- WORK INSTRUCTIONS: Output each entry verbatim and exclude every picture from it.

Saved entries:
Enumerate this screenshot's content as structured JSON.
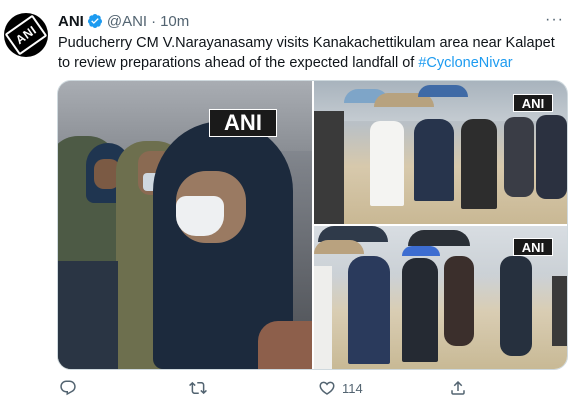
{
  "tweet": {
    "author_name": "ANI",
    "handle": "@ANI",
    "separator": "·",
    "time": "10m",
    "more_label": "···",
    "text_main": "Puducherry CM V.Narayanasamy visits Kanakachettikulam area near Kalapet to review preparations ahead of the expected landfall of ",
    "hashtag": "#CycloneNivar",
    "avatar_text": "ANI"
  },
  "media": {
    "watermark": "ANI"
  },
  "actions": {
    "reply_count": "",
    "retweet_count": "",
    "like_count": "114",
    "share_count": ""
  },
  "icons": {
    "verified": "verified-badge-icon",
    "reply": "reply-icon",
    "retweet": "retweet-icon",
    "like": "heart-icon",
    "share": "share-icon"
  },
  "colors": {
    "accent": "#1d9bf0",
    "text": "#0f1419",
    "muted": "#536471"
  }
}
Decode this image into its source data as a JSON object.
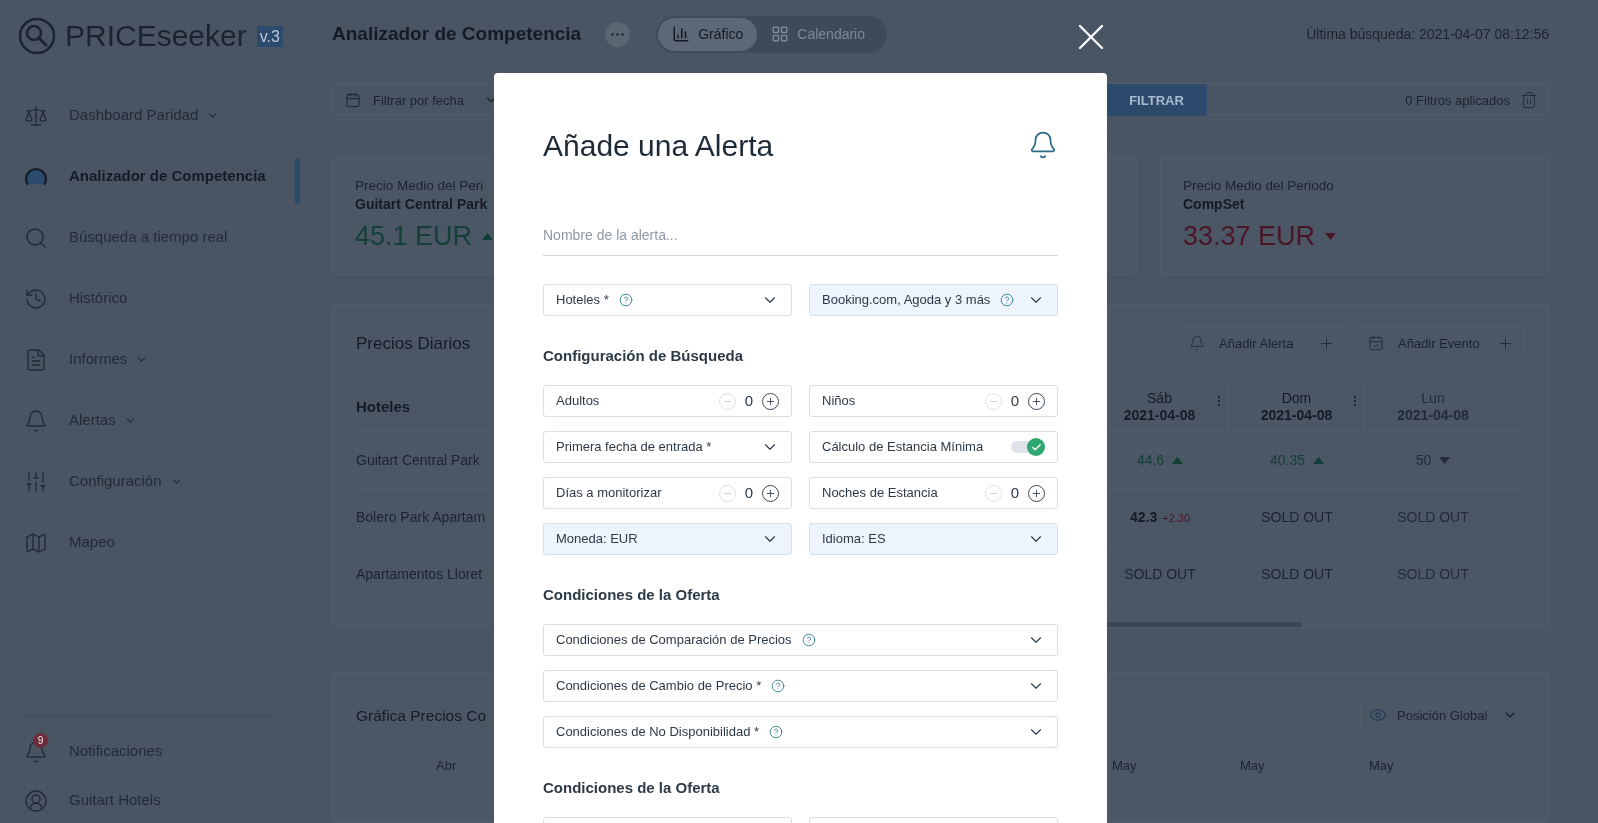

- RESULT BELOW:
Enumerate this screenshot's content as structured JSON.
{
  "tweet": {
    "author_name": "ANI",
    "handle": "@ANI",
    "separator": "·",
    "time": "10m",
    "more_label": "···",
    "text_main": "Puducherry CM V.Narayanasamy visits Kanakachettikulam area near Kalapet to review preparations ahead of the expected landfall of ",
    "hashtag": "#CycloneNivar",
    "avatar_text": "ANI"
  },
  "media": {
    "watermark": "ANI"
  },
  "actions": {
    "reply_count": "",
    "retweet_count": "",
    "like_count": "114",
    "share_count": ""
  },
  "icons": {
    "verified": "verified-badge-icon",
    "reply": "reply-icon",
    "retweet": "retweet-icon",
    "like": "heart-icon",
    "share": "share-icon"
  },
  "colors": {
    "accent": "#1d9bf0",
    "text": "#0f1419",
    "muted": "#536471"
  }
}
Decode this image into its source data as a JSON object.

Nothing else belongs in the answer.